It’s hard to imagine a worse time to cut defense spending. While new threats emerge around the world, sequestration, mandated by the Budget Control Act of 2011, threatens to cut nearly $500 billion from an already slashed defense budget. These impending cuts would have serious repercussions on our military, limiting its readiness and hampering its ability to deploy forces to crucial parts of the world.
With lawmakers unable to find a solution, sequestration is set to take effect on January 2, 2013. At The Heritage Foundation on Thursday, an expert panel convened to discuss the dire effects that sequestration would have on the United States, should the cuts go into affect.
Mackenzie Eaglen of the American Enterprise Institute described a few of sequestration’s more deleterious effects, and noted that some of them were already being felt. Military intelligence is a part of defense spending threatened by the impending budget cuts. With 68,000 troops in Afghanistan, it’s paramount that our troops get the intelligence they deserve.

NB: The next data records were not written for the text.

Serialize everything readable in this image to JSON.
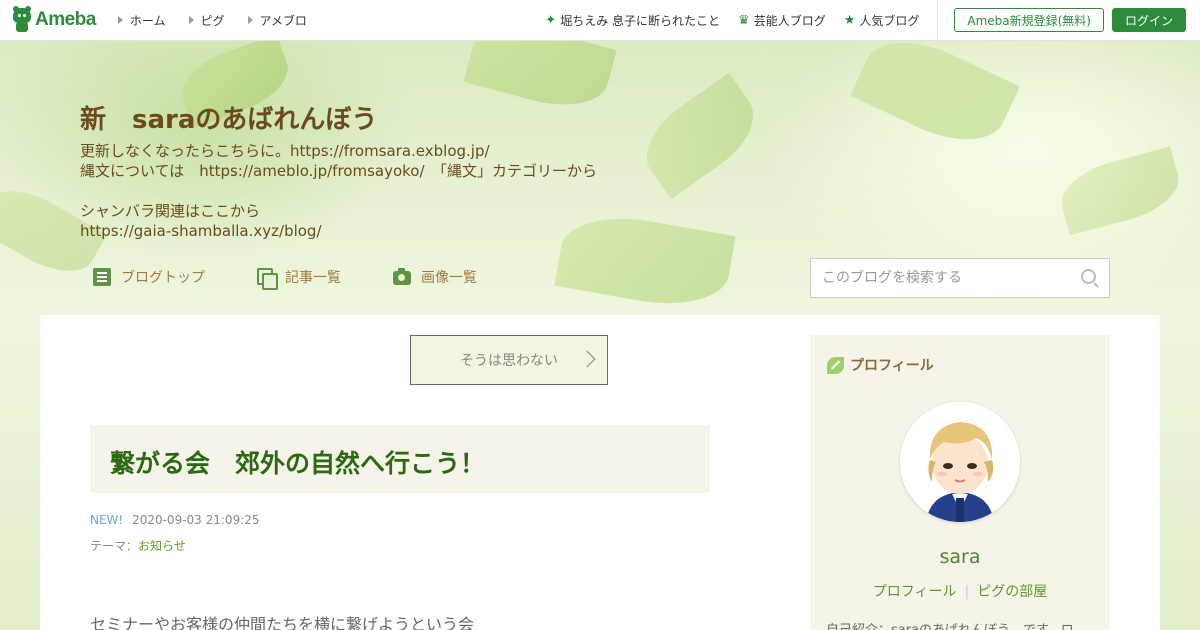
{
  "global_header": {
    "logo": "Ameba",
    "nav": [
      "ホーム",
      "ピグ",
      "アメブロ"
    ],
    "picks": [
      {
        "icon": "sparkle-icon",
        "label": "堀ちえみ 息子に断られたこと"
      },
      {
        "icon": "crown-icon",
        "label": "芸能人ブログ"
      },
      {
        "icon": "star-icon",
        "label": "人気ブログ"
      }
    ],
    "register_label": "Ameba新規登録(無料)",
    "login_label": "ログイン"
  },
  "blog": {
    "title": "新　saraのあばれんぼう",
    "description": [
      "更新しなくなったらこちらに。https://fromsara.exblog.jp/",
      "縄文については　https://ameblo.jp/fromsayoko/　「縄文」カテゴリーから",
      "",
      "シャンバラ関連はここから",
      "https://gaia-shamballa.xyz/blog/"
    ],
    "nav": [
      "ブログトップ",
      "記事一覧",
      "画像一覧"
    ],
    "search_placeholder": "このブログを検索する"
  },
  "entry": {
    "theme_button": "そうは思わない",
    "title": "繋がる会　郊外の自然へ行こう！",
    "new_badge": "NEW!",
    "datetime": "2020-09-03 21:09:25",
    "theme_label": "テーマ：",
    "theme_value": "お知らせ",
    "body_first_line": "セミナーやお客様の仲間たちを横に繋げようという会"
  },
  "profile": {
    "heading": "プロフィール",
    "name": "sara",
    "links": [
      "プロフィール",
      "ピグの部屋"
    ],
    "intro": "自己紹介：saraのあばれんぼう　です。ロ"
  },
  "colors": {
    "ameba_green": "#2d8c3c",
    "title_brown": "#6b4a1e",
    "entry_title_green": "#2b6a10"
  }
}
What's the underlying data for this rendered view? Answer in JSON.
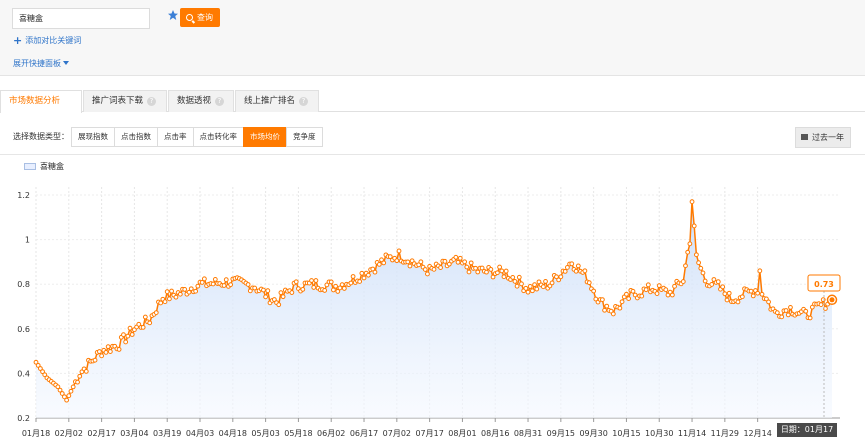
{
  "search": {
    "value": "喜糖盒",
    "button": "查询"
  },
  "add_compare": "添加对比关键词",
  "expand_panel": "展开快捷面板",
  "tabs": [
    {
      "label": "市场数据分析",
      "active": true,
      "help": false
    },
    {
      "label": "推广词表下载",
      "active": false,
      "help": true
    },
    {
      "label": "数据透视",
      "active": false,
      "help": true
    },
    {
      "label": "线上推广排名",
      "active": false,
      "help": true
    }
  ],
  "type_selector": {
    "label": "选择数据类型：",
    "options": [
      "展现指数",
      "点击指数",
      "点击率",
      "点击转化率",
      "市场均价",
      "竞争度"
    ],
    "selected": "市场均价"
  },
  "period_button": "过去一年",
  "colors": {
    "accent": "#ff7a00",
    "link": "#2f74c9",
    "area": "#e8efff"
  },
  "chart_data": {
    "type": "line",
    "series": [
      {
        "name": "喜糖盒"
      }
    ],
    "y_ticks": [
      "0.2",
      "0.4",
      "0.6",
      "0.8",
      "1",
      "1.2"
    ],
    "ylim": [
      0.2,
      1.2
    ],
    "x_tick_labels": [
      "01月18",
      "02月02",
      "02月17",
      "03月04",
      "03月19",
      "04月03",
      "04月18",
      "05月03",
      "05月18",
      "06月02",
      "06月17",
      "07月02",
      "07月17",
      "08月01",
      "08月16",
      "08月31",
      "09月15",
      "09月30",
      "10月15",
      "10月30",
      "11月14",
      "11月29",
      "12月14"
    ],
    "x_tick_day_index": [
      0,
      15,
      30,
      45,
      60,
      75,
      90,
      105,
      120,
      135,
      150,
      165,
      180,
      195,
      210,
      225,
      240,
      255,
      270,
      285,
      300,
      315,
      330
    ],
    "total_days": 365,
    "keypoints": [
      [
        0,
        0.45
      ],
      [
        5,
        0.38
      ],
      [
        10,
        0.34
      ],
      [
        14,
        0.28
      ],
      [
        20,
        0.4
      ],
      [
        30,
        0.5
      ],
      [
        38,
        0.53
      ],
      [
        45,
        0.6
      ],
      [
        52,
        0.64
      ],
      [
        58,
        0.74
      ],
      [
        66,
        0.76
      ],
      [
        75,
        0.8
      ],
      [
        90,
        0.81
      ],
      [
        100,
        0.79
      ],
      [
        110,
        0.72
      ],
      [
        118,
        0.79
      ],
      [
        128,
        0.8
      ],
      [
        138,
        0.79
      ],
      [
        145,
        0.82
      ],
      [
        152,
        0.86
      ],
      [
        160,
        0.91
      ],
      [
        166,
        0.93
      ],
      [
        172,
        0.9
      ],
      [
        180,
        0.86
      ],
      [
        192,
        0.9
      ],
      [
        202,
        0.86
      ],
      [
        215,
        0.85
      ],
      [
        225,
        0.78
      ],
      [
        235,
        0.8
      ],
      [
        245,
        0.9
      ],
      [
        252,
        0.83
      ],
      [
        258,
        0.72
      ],
      [
        264,
        0.68
      ],
      [
        272,
        0.75
      ],
      [
        282,
        0.78
      ],
      [
        290,
        0.76
      ],
      [
        296,
        0.82
      ],
      [
        299,
        1.0
      ],
      [
        300,
        1.17
      ],
      [
        302,
        0.92
      ],
      [
        306,
        0.82
      ],
      [
        312,
        0.79
      ],
      [
        318,
        0.73
      ],
      [
        325,
        0.76
      ],
      [
        331,
        0.78
      ],
      [
        338,
        0.67
      ],
      [
        345,
        0.69
      ],
      [
        352,
        0.66
      ],
      [
        358,
        0.7
      ],
      [
        364,
        0.73
      ]
    ],
    "spikes": [
      [
        300,
        1.17
      ],
      [
        331,
        0.86
      ]
    ],
    "last_value_label": "0.73",
    "date_label": "日期：01月17"
  }
}
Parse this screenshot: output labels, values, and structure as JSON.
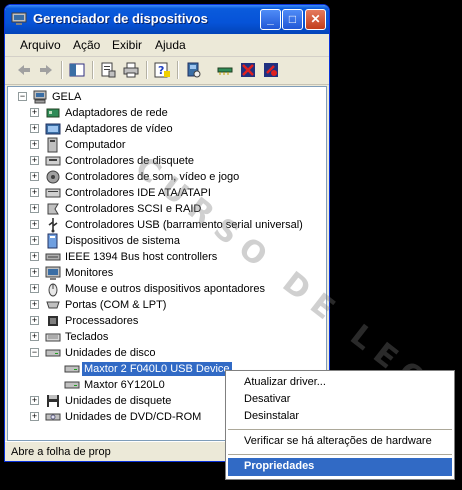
{
  "window": {
    "title": "Gerenciador de dispositivos",
    "controls": {
      "minimize": "_",
      "maximize": "□",
      "close": "✕"
    }
  },
  "menu": [
    "Arquivo",
    "Ação",
    "Exibir",
    "Ajuda"
  ],
  "toolbar_icons": [
    "back-icon",
    "forward-icon",
    "tree-view-icon",
    "properties-icon",
    "print-icon",
    "help-icon",
    "scan-hardware-icon",
    "update-driver-icon",
    "uninstall-icon",
    "disable-icon"
  ],
  "tree": {
    "root": "GELA",
    "categories": [
      {
        "label": "Adaptadores de rede",
        "icon": "network-adapter-icon"
      },
      {
        "label": "Adaptadores de vídeo",
        "icon": "display-adapter-icon"
      },
      {
        "label": "Computador",
        "icon": "computer-icon"
      },
      {
        "label": "Controladores de disquete",
        "icon": "floppy-controller-icon"
      },
      {
        "label": "Controladores de som, vídeo e jogo",
        "icon": "sound-icon"
      },
      {
        "label": "Controladores IDE ATA/ATAPI",
        "icon": "ide-controller-icon"
      },
      {
        "label": "Controladores SCSI e RAID",
        "icon": "scsi-icon"
      },
      {
        "label": "Controladores USB (barramento serial universal)",
        "icon": "usb-icon"
      },
      {
        "label": "Dispositivos de sistema",
        "icon": "system-devices-icon"
      },
      {
        "label": "IEEE 1394 Bus host controllers",
        "icon": "firewire-icon"
      },
      {
        "label": "Monitores",
        "icon": "monitor-icon"
      },
      {
        "label": "Mouse e outros dispositivos apontadores",
        "icon": "mouse-icon"
      },
      {
        "label": "Portas (COM & LPT)",
        "icon": "port-icon"
      },
      {
        "label": "Processadores",
        "icon": "processor-icon"
      },
      {
        "label": "Teclados",
        "icon": "keyboard-icon"
      },
      {
        "label": "Unidades de disco",
        "icon": "disk-drive-icon",
        "expanded": true,
        "children": [
          {
            "label": "Maxtor 2 F040L0 USB Device",
            "selected": true
          },
          {
            "label": "Maxtor 6Y120L0"
          }
        ]
      },
      {
        "label": "Unidades de disquete",
        "icon": "floppy-drive-icon"
      },
      {
        "label": "Unidades de DVD/CD-ROM",
        "icon": "cdrom-icon"
      }
    ]
  },
  "status": "Abre a folha de prop",
  "context_menu": {
    "items": [
      "Atualizar driver...",
      "Desativar",
      "Desinstalar"
    ],
    "scan": "Verificar se há alterações de hardware",
    "properties": "Propriedades"
  },
  "watermark": "CURSO DE LEO",
  "colors": {
    "selection": "#316ac5",
    "titlebar": "#0653d8"
  }
}
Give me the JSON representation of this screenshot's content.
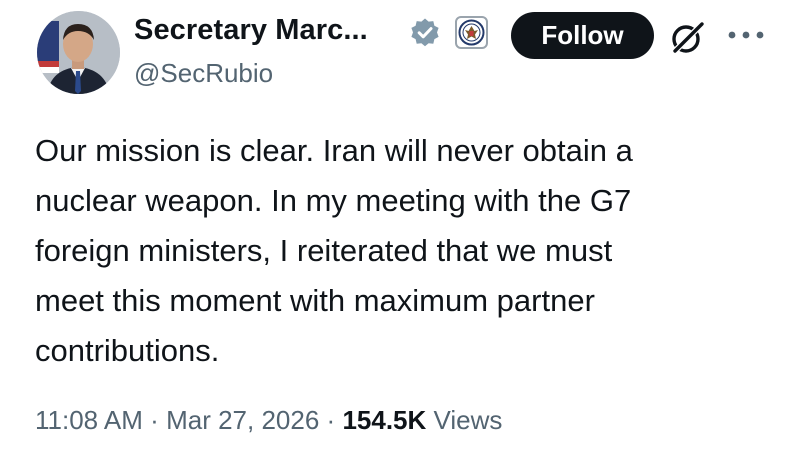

Defense contractors have started issuing layoffs. Many of their suppliers are single-source suppliers, and, should those suppliers exit the market, military preparedness will be jeopardized. Eaglen also pointed out the U.S. Navy’s plan to reduce the number of ships from 285 to 235 over the next 10 years. She characterized such plans as “projecting weakness to our allies and to our enemies.”
Peter Brookes, a senior fellow at Heritage, warned that “the United States is unilaterally disarming in an increasingly dangerous world.” In the panel’s estimation, these increasing dangers include Iran. This state sponsor of terrorism continues to pursue its nuclear ambitions, and is probably just one or two years from achieving its goal. Iran has threatened to close the Strait of Hormuz, and remains in possession of one of the largest (if not the largest) stock of ballistic missiles in the region. Despite 10 years of negotiations, Iran has given no indication of abandoning its nuclear agenda. Brookes equated it to Einstein’s definition of insanity: continuing to do the same thing expecting different results.
Brookes also noted that Syria has entered its 18 month of “revolution,” but there’s still no sign of violence abating anytime soon; and that North Africa is currently the region where Al-Qaeda is most active. It’s essential the United States does not lose its access to these parts of the world.
Responding to the argument that the United States is spending too much on defense, Robert Zarate, policy director at the Foreign Policy Initiative, brought some interesting facts to light. When President Eisenhower coined the phrase, “the military-industrial complex” in 1961, 51 cents of every dollar spent by the federal government was spent on defense, while 37 cents of every dollar spent by the federal government was spent on domestic programs. Today, less than 20 cents of every dollar spent by the federal government is spent on defense, while more than 70 cents of every dollar spent by the federal government is spent on domestic programs.
Zarate mentioned the recent violence in places like Egypt, Yemen, and North Africa, and the implications they might have for the United States going forward. He also talked about the rise of China and the need for the United States to not lose focus on the East. He called the United States that “indispensible pillar in the international system” and pointed out that “we haven’t seen a great-power war since 1945.”